As we've stated in past posts, financing companies are incredibly high on the target list for hackers. Financial companies have access to tons of PII (personally identifying information), making them perfect for hackers.
Power companies are an underrated target for hackers worldwide. To sign up for power services, you need to offer the company your name, social security number (SSN), address, and other forms of ID, among other things.
Last week we talked about the calm before the storm; the massive influx of hacks and breaches that come hand in hand with the holidays hadn't yet started, and all we could report on were lawsuits (of which there were many).
Alright, everyone, it's official; we've found the eye of the hurricane. Just before the holidays begin, we find ourselves in that lull, just before the massive hacks start to spike around Black Friday.
The company said account passwords were protected by a hashing algorithm and were not stored in cleartext, albeit it did not mention which hashing algorithm. This is important as many of these algorithms can be broken and the passwords reverted to their plaintext forms.
The latest hack involved the theft of some 700 employee records and included names and Social Security numbers, according to a report in TechCrunch. How the hack took place was not shared, but Chegg said it had hired a forensic firm and informed law enforcement of the breach.
The new hacking came a day after a federal judge ruled that a lawsuit against the company for its 2018 hack be sent to arbitration. That hack, disclosed in September 2018 and dated to April the same year, involved the theft of data belonging to 40 million users. Thinkful, a company owned by Chegg, was also hacked in September 2019.
CFPB Issues Complaint Bulletin Highlighting Consumer Complaints Related to Cryptocurrency Assets. On November 10, the CFPB issued a Complaint Bulletin highlighting complaints that consumers reported related to crypto assets. According to the Bulletin, consumers most commonly reported being the victim of fraud, theft, account hacks, and scams. Consumers also reported issues with transferring assets and reported difficulties in accessing their funds due to issues with crypto platforms, identity verification, and security holds. The Complaint Bulletin advises consumers to: (1) beware of common crypto-related scams; (2) report suspicious Federal Deposit Insurance Corporation claims suggesting government endorsement or insurance protection; and (3) submit complaints to the CFPB.
Over 1,000 Boston University students were forced to change their account passwords after BU servers were flooded with spam emails from student accounts in late September, university officials said.
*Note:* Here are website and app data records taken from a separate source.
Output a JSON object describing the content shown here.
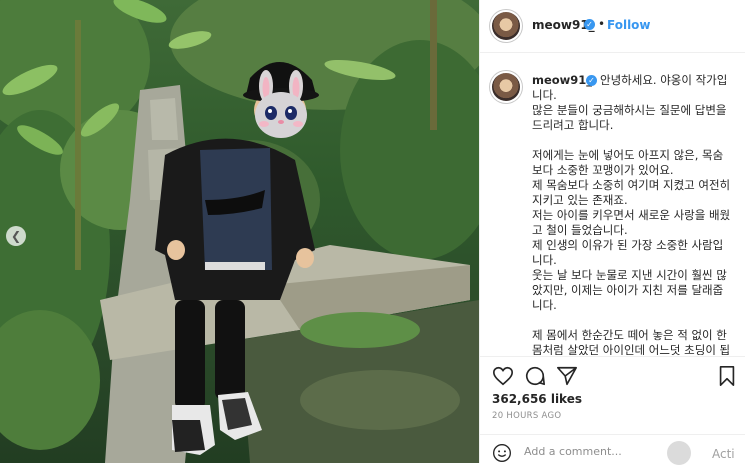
{
  "account": {
    "username": "meow91_",
    "verified": true
  },
  "header": {
    "follow_label": "Follow",
    "separator": "•"
  },
  "caption": {
    "username": "meow91_",
    "text": "안녕하세요. 야옹이 작가입니다.\n많은 분들이 궁금해하시는 질문에 답변을 드리려고 합니다.\n\n저에게는 눈에 넣어도 아프지 않은, 목숨보다 소중한 꼬맹이가 있어요.\n제 목숨보다 소중히 여기며 지켰고 여전히 지키고 있는 존재죠.\n저는 아이를 키우면서 새로운 사랑을 배웠고 철이 들었습니다.\n제 인생의 이유가 된 가장 소중한 사람입니다.\n웃는 날 보다 눈물로 지낸 시간이 훨씬 많았지만, 이제는 아이가 지친 저를 달래줍니다.\n\n제 몸에서 한순간도 떼어 놓은 적 없이 한 몸처럼 살았던 아이인데 어느덧 초딩이 됩니다 ㅎㅎ"
  },
  "actions": {
    "icons": [
      "heart-icon",
      "comment-icon",
      "share-icon",
      "bookmark-icon"
    ]
  },
  "stats": {
    "likes": "362,656 likes",
    "time_ago": "20 HOURS AGO"
  },
  "comment": {
    "placeholder": "Add a comment...",
    "overlay_text": "Acti"
  },
  "colors": {
    "accent": "#3897f0",
    "text": "#262626",
    "muted": "#8e8e8e",
    "border": "#efefef"
  }
}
The spam is believed to be a result of a 2018 breach of the educational site Chegg.
Eric Jacobsen, executive director of Information Security at BU, wrote in an email that student accounts that displayed spam activity were temporarily disabled and the students were forced to change their passwords as a means of resecuring their accounts.
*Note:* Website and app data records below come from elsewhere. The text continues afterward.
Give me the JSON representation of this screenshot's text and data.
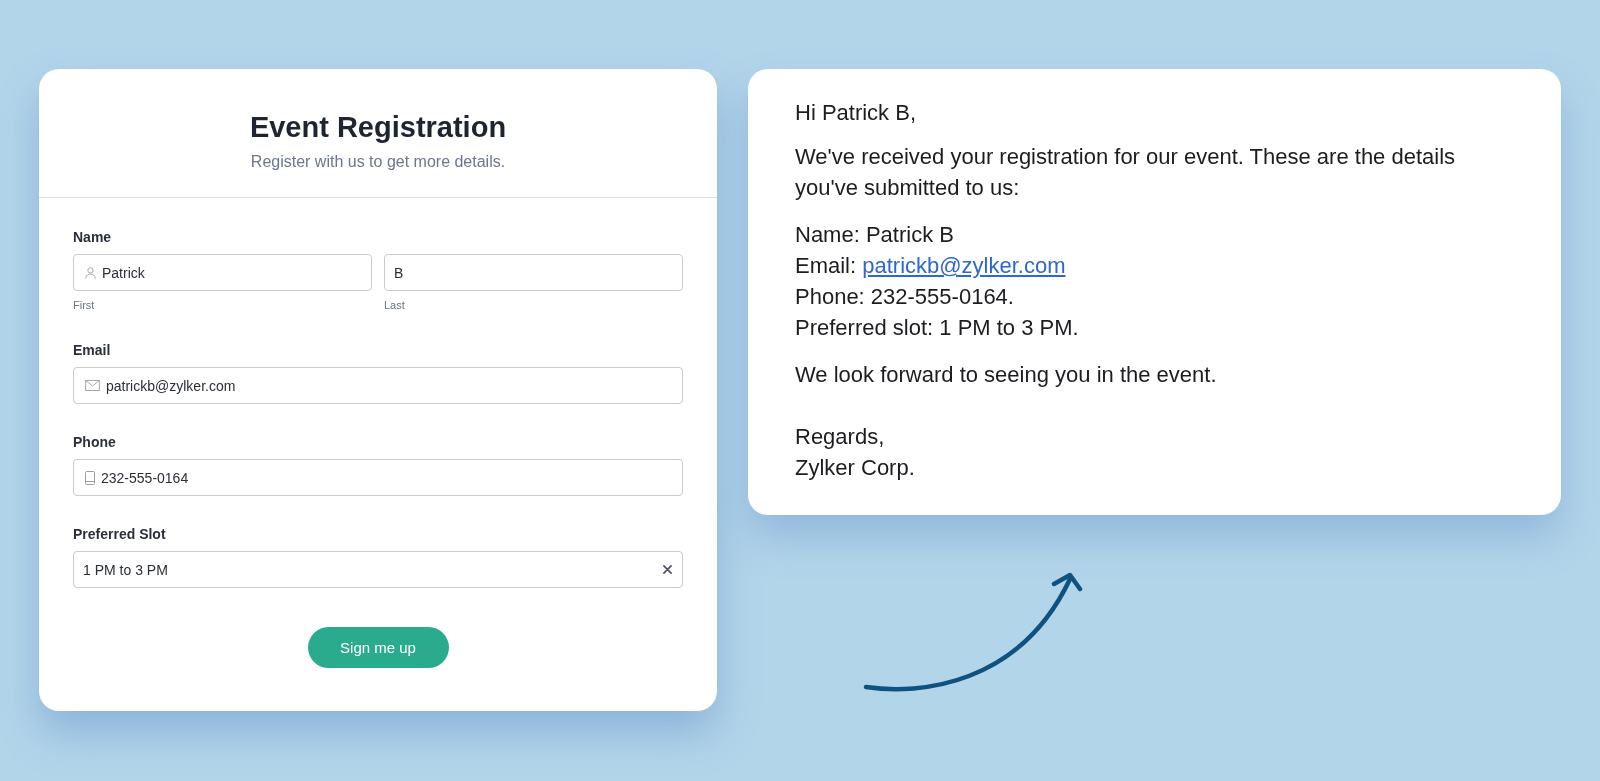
{
  "form": {
    "title": "Event Registration",
    "subtitle": "Register with us to get more details.",
    "fields": [
      {
        "kind": "name",
        "label": "Name",
        "inputs": [
          {
            "value": "Patrick",
            "sublabel": "First"
          },
          {
            "value": "B",
            "sublabel": "Last"
          }
        ]
      },
      {
        "kind": "email",
        "label": "Email",
        "inputs": [
          {
            "value": "patrickb@zylker.com"
          }
        ]
      },
      {
        "kind": "phone",
        "label": "Phone",
        "inputs": [
          {
            "value": "232-555-0164"
          }
        ]
      },
      {
        "kind": "select",
        "label": "Preferred Slot",
        "inputs": [
          {
            "value": "1 PM to 3 PM"
          }
        ]
      }
    ],
    "submit": "Sign me up"
  },
  "email": {
    "greeting": "Hi Patrick B,",
    "intro": "We've received your registration for our event. These are the details you've submitted to us:",
    "details": [
      {
        "kind": "text",
        "label": "Name:",
        "value": "Patrick B"
      },
      {
        "kind": "link",
        "label": "Email:",
        "value": "patrickb@zylker.com"
      },
      {
        "kind": "text",
        "label": "Phone:",
        "value": "232-555-0164."
      },
      {
        "kind": "text",
        "label": "Preferred slot:",
        "value": "1 PM to 3 PM."
      }
    ],
    "closing": "We look forward to seeing you in the event.",
    "signoff": [
      "Regards,",
      "Zylker Corp."
    ]
  }
}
While they cannot pinpoint exactly which accounts received spam, the Information Security team spoke with other institutions and concluded that the Chegg breach was the main source of the spam, Jacobsen wrote.
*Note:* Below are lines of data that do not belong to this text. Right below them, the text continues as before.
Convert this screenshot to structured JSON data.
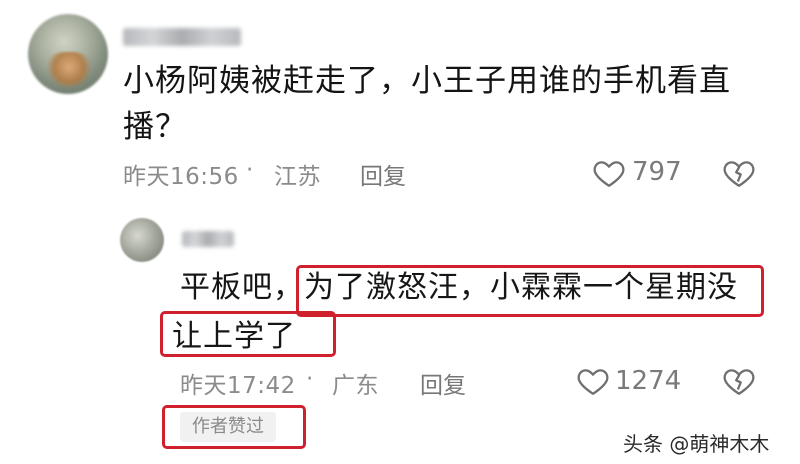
{
  "comment": {
    "text": "小杨阿姨被赶走了，小王子用谁的手机看直播？",
    "time": "昨天16:56",
    "separator": "·",
    "location": "江苏",
    "reply_label": "回复",
    "likes": "797"
  },
  "reply": {
    "prefix": "平板吧，",
    "highlight_line1": "为了激怒汪，小霖霖一个星期没",
    "highlight_line2": "让上学了",
    "time": "昨天17:42",
    "separator": "·",
    "location": "广东",
    "reply_label": "回复",
    "likes": "1274",
    "author_tag": "作者赞过"
  },
  "watermark": "头条 @萌神木木",
  "colors": {
    "highlight_border": "#d1202d",
    "meta_text": "#8b8b8b"
  },
  "icons": {
    "like": "heart-outline-icon",
    "dislike": "broken-heart-icon"
  }
}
Chegg is not officially associated with BU, but it is a service many students turn to for resources such as online textbooks and answers to homework. While the hack occurred last year, the effect on BU students was only recently discovered thanks to the September spam emails.
Sandya Ganesan, a senior in the Sargent College of Health and Rehabilitation Sciences, was one of the students who had to re-secure her account. She said this process entailed seeing IT services to change her password, which Ganesan did after noticing that her Blackboard, Student Link and BU wifi were not functioning.
With Ganesan and other students who had to re-secure their accounts, emails were sent out with steps students should take to make sure their email was set up normally to rule out the potential of any malfunctioning. Ganesan said she plans to keep her information safe with these tips and other steps.